While thinking, this afternoon, about writing something less frivolous, I suddenly found myself remembering the joke about how to measure the height of a building by using a barometer. For those who do not know it, and who do not want to visit one of the various pages describing it, attributing this to an allegedly real-life situation with the physicist Niels Bohr, let us briefly summarize: there is an examiner who is given an unexpected answer to the question we have suggested, for which he wants to fail the student. The student claims his answer is correct, and appeals. He is allowed time to give an answer more in the line of what is expected on a physics examination. I had forgotten that point, because I myself would have criticized his answers on that ground, and was going to attack the alternate answers one-by-one.
Nevertheless, even the correct answer is not correct enough. Am I quibbling? I do not think so. This takes me back to a science experiment which was conducted in one of my high-school classes. The objective was to determine the thermal conductivity of aluminum. However, the report was not only to give the outcome, but to consider the possible errors that might have arisen. I did think of quite a few, and for that, high marks were obtained – even if the calculated thermal conductivity was not 100% in agreement with the textbook result.
I am not going back to those high school years and try to be so thorough now, but during my afternoon reflection, there came to me ideas why the correct answer to the barometer question is unsatisfactory, and perhaps even wrong. (I hope no one has written on this before, because I hereby state, this is wholly the result of my own musings.)
The supposedly correct answer is to measure the air pressure at the bottom of the building, and to compare the reading with that at the top of the same edifice, and (usually unstated), to make a calculation, based on these readings and the knowledge of the relationship between barometric pressure and the standard pressure of the same at sea level.
However, the student, to be more correct, would have to take into consideration some other factors.
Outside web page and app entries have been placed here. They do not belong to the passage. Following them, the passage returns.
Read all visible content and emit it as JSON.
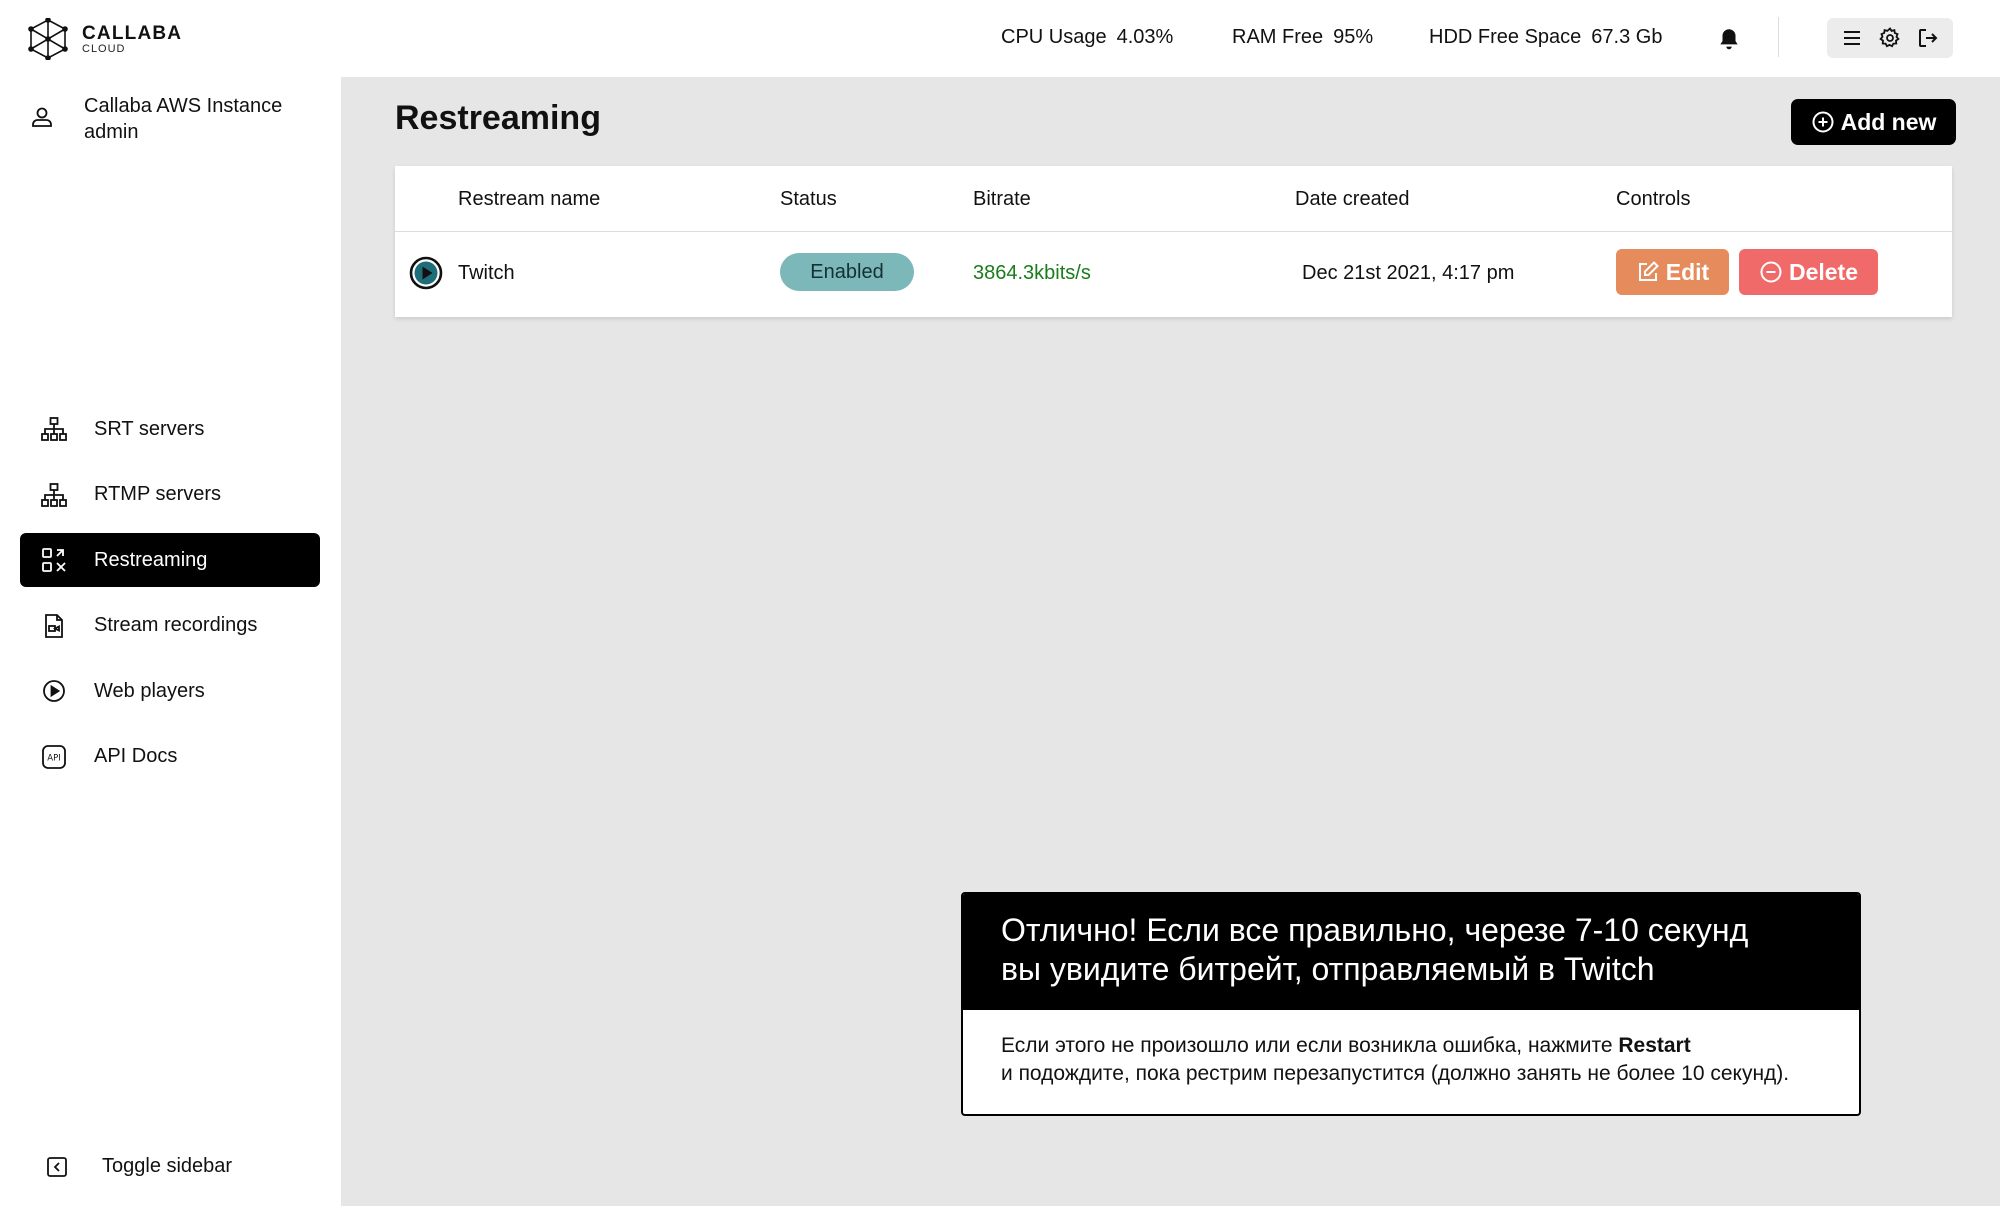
{
  "brand": {
    "name": "CALLABA",
    "sub": "CLOUD"
  },
  "account": {
    "instance": "Callaba AWS Instance",
    "user": "admin"
  },
  "sidebar": {
    "items": [
      {
        "label": "SRT servers",
        "icon": "network-icon",
        "active": false
      },
      {
        "label": "RTMP servers",
        "icon": "network-icon",
        "active": false
      },
      {
        "label": "Restreaming",
        "icon": "restream-icon",
        "active": true
      },
      {
        "label": "Stream recordings",
        "icon": "file-video-icon",
        "active": false
      },
      {
        "label": "Web players",
        "icon": "play-circle-icon",
        "active": false
      },
      {
        "label": "API Docs",
        "icon": "api-icon",
        "active": false
      }
    ],
    "toggle_label": "Toggle sidebar"
  },
  "topbar": {
    "cpu_label": "CPU Usage",
    "cpu_value": "4.03%",
    "ram_label": "RAM Free",
    "ram_value": "95%",
    "hdd_label": "HDD Free Space",
    "hdd_value": "67.3 Gb"
  },
  "page": {
    "title": "Restreaming",
    "add_label": "Add new"
  },
  "table": {
    "headers": [
      "Restream name",
      "Status",
      "Bitrate",
      "Date created",
      "Controls"
    ],
    "rows": [
      {
        "name": "Twitch",
        "status": "Enabled",
        "bitrate": "3864.3kbits/s",
        "date": "Dec 21st 2021, 4:17 pm",
        "edit_label": "Edit",
        "delete_label": "Delete"
      }
    ]
  },
  "tooltip": {
    "title_line1": "Отлично! Если все правильно, черезе 7-10 секунд",
    "title_line2": "вы увидите битрейт, отправляемый в Twitch",
    "body_prefix": "Если этого не произошло или если возникла ошибка, нажмите ",
    "body_bold": "Restart",
    "body_line2": "и подождите, пока рестрим перезапустится (должно занять не более 10 секунд)."
  },
  "colors": {
    "active_nav": "#000000",
    "status_badge": "#7cb7b9",
    "bitrate_text": "#1a7c1a",
    "edit_button": "#e58b5c",
    "delete_button": "#f06a6a",
    "background": "#e6e6e6"
  }
}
Would the height of the building, and the time it took to get to the top allow atmospheric pressure changes at one or both levels (although it is the second of these that we must first worry about) which would cause a distortion of the reading sufficient to give an error about the structure’s height? We believe this could easily be the case, as when we have seen an intense summer storm approaching – first: the sky is sunny, things are calm, and the weather is hot; but on the horizon we see black clouds. Suddenly, we feel a cold wind, and the black clouds quickly approach. (This is from memory, and may only reflect the approximate sequence from sun to storm.) I would suggest that here we have a situation where the barometric readings change with unexpected rapidity.
Let us assume that the situation is not quite as extreme as in the above example, but that it is of note. The calculation could be refined by going back down the stairs or the elevator, and checking to see how this compares with the original reading. If that second reading on the ground floor checks out, everything is fine. If not, it should be necessary to go back to the top floor, and get a second reading. This time, if the reading is the same as previously, then the second reading at street level would have been correct. If not, the process would have to be repeated again, or maybe it would have to be determined if the barometer was being viewed correctly in the first place. This would require an impartial observer, but as a criticism of possible defects in the reading, it could be included by the very person making the original observations.
A physicist might disagree with this next point, but I think it has some merit. I once read, in an old textbook, Steam, by the Babcock and Wilcox Company, (and strangely, given to me out of the library of a medical practitioner) that in measuring temperature with a glass thermometer, a correction must be made for the differences between the bulb and the stem. If I remember correctly, this was the bulb correction factor. I submit that we might have a similar phenomenon by carrying a barometer around – especially if it is one of the larger types – in a nice wooden casing – and by the contact with the human body affecting the reading.
If the building were extremely tall, which at the time the original question was postulated, would either not have been the case (if Bohr had anything to do with it), or probably was not even contemplated: building sway might have to be taken into consideration. At least, it might contemplate the taking of measurements on the roof, if the sway were sufficient. To allay this problem, it must be specified that measurements be taken on a calm day.
A final point occurred to me while writing the previous paragraph – and if this is valid, it would seriously complicate the readings between the upper and lower levels of the building. In the first place, it is not stated whether, in these tests, the pressure is taken indoors or outside. I imagine on ground level, it could be either, especially on a sunny day. I take it that to get the height, one has to get to the roof, so that would be outside. However, to get there, our intrepid atmospheric temperature taker, if not already inside, would have to go there, and would be there, until getting outside onto the flat roof. (I take it that if it were glass covered, that would increase the height, and would preclude a precise calculation.) Would the barometric pressure inside the building have been the same as outside? I have my doubts.
And as long as the answers to the original were expected to be tongue-in-cheek, we include our own now – we must be sure that in these trips up and down the building, the barometer had not been dropped, thus ensuring an inaccurate reading beyond any doubt!
May 10, 2019
Ⓒ 2019, Paul Karl Moeller